Author information

Affiliations

Authors

Contributions

S.G.D. and O.H.-G. initiated the study. S.G.D., A.H. and A.C. collected and collated the data. S.G.D. and K.T.B. analyzed the data. S.G.D., A.H. and A.C. optimized the experimental system. S.G.D., K.T.B. and O.H.-G. contributed to the writing of the paper.

Corresponding author

Correspondence to Sophie Gwendoline Dove.

Ethics declarations

Competing interests

The authors declare no competing interests.

Additional information

Peer review information Primary handling editors: Heike Langenberg.

Publisher’s note Springer Nature remains neutral with regard to jurisdictional claims in published maps and institutional affiliations.

Supplementary information

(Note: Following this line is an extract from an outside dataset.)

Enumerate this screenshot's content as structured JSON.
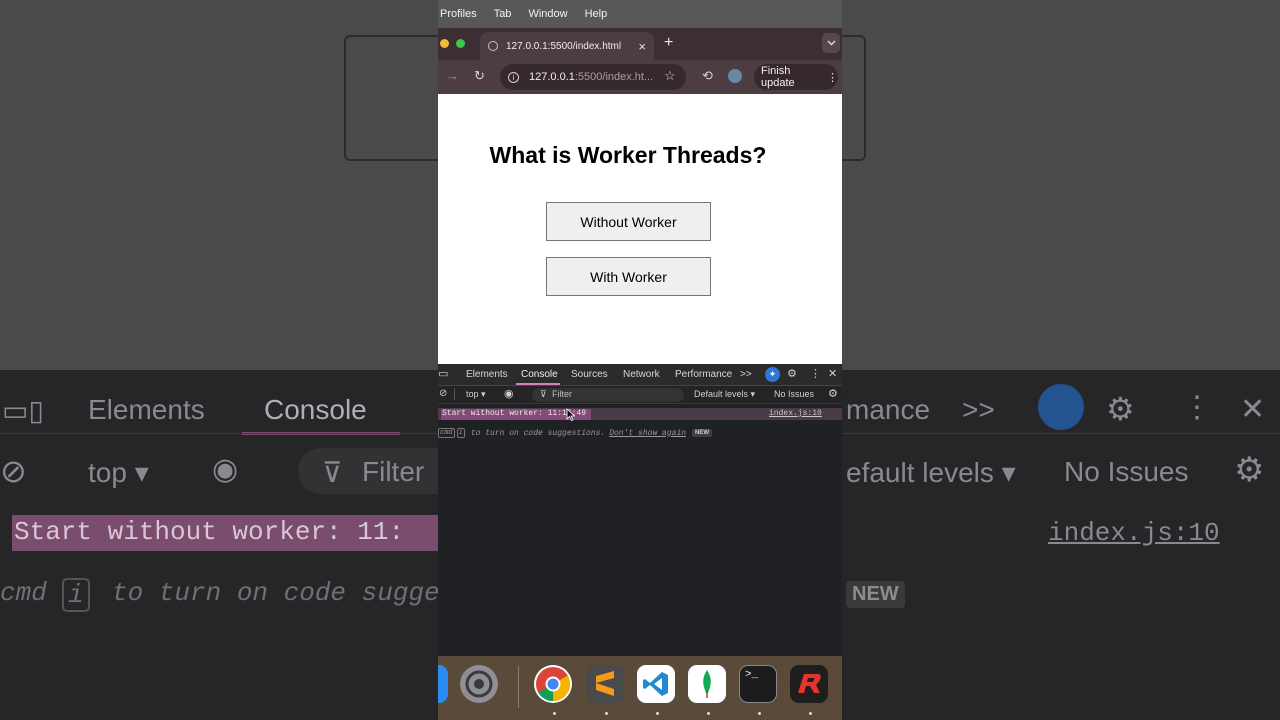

Rights and permissions

Open Access This article is licensed under a Creative Commons Attribution 4.0 International License, which permits use, sharing, adaptation, distribution and reproduction in any medium or format, as long as you give appropriate credit to the original author(s) and the source, provide a link to the Creative Commons license, and indicate if changes were made. The images or other third party material in this article are included in the article’s Creative Commons license, unless indicated otherwise in a credit line to the material. If material is not included in the article’s Creative Commons license and your intended use is not permitted by statutory regulation or exceeds the permitted use, you will need to obtain permission directly from the copyright holder. To view a copy of this license, visit http://creativecommons.org/licenses/by/4.0/.

Reprints and Permissions

About this article

Verify currency and authenticity via CrossMark

Cite this article

Dove, S.G., Brown, K.T., Van Den Heuvel, A. et al. Ocean warming and acidification uncouple calcification from calcifier biomass which accelerates coral reef decline. Commun Earth Environ 1, 55 (2020). https://doi.org/10.1038/s43247-020-00054-x

Download citation

Comments

By submitting a comment you agree to abide by our Terms and Community Guidelines. If you find something abusive or that does not comply with our terms or guidelines please flag it as inappropriate.

Search

Quick links

Nature Briefing

Sign up for the Nature Briefing newsletter — what matters in science, free to your inbox daily.

Get the most important science stories of the day, free in your inbox. Sign up for Nature Briefing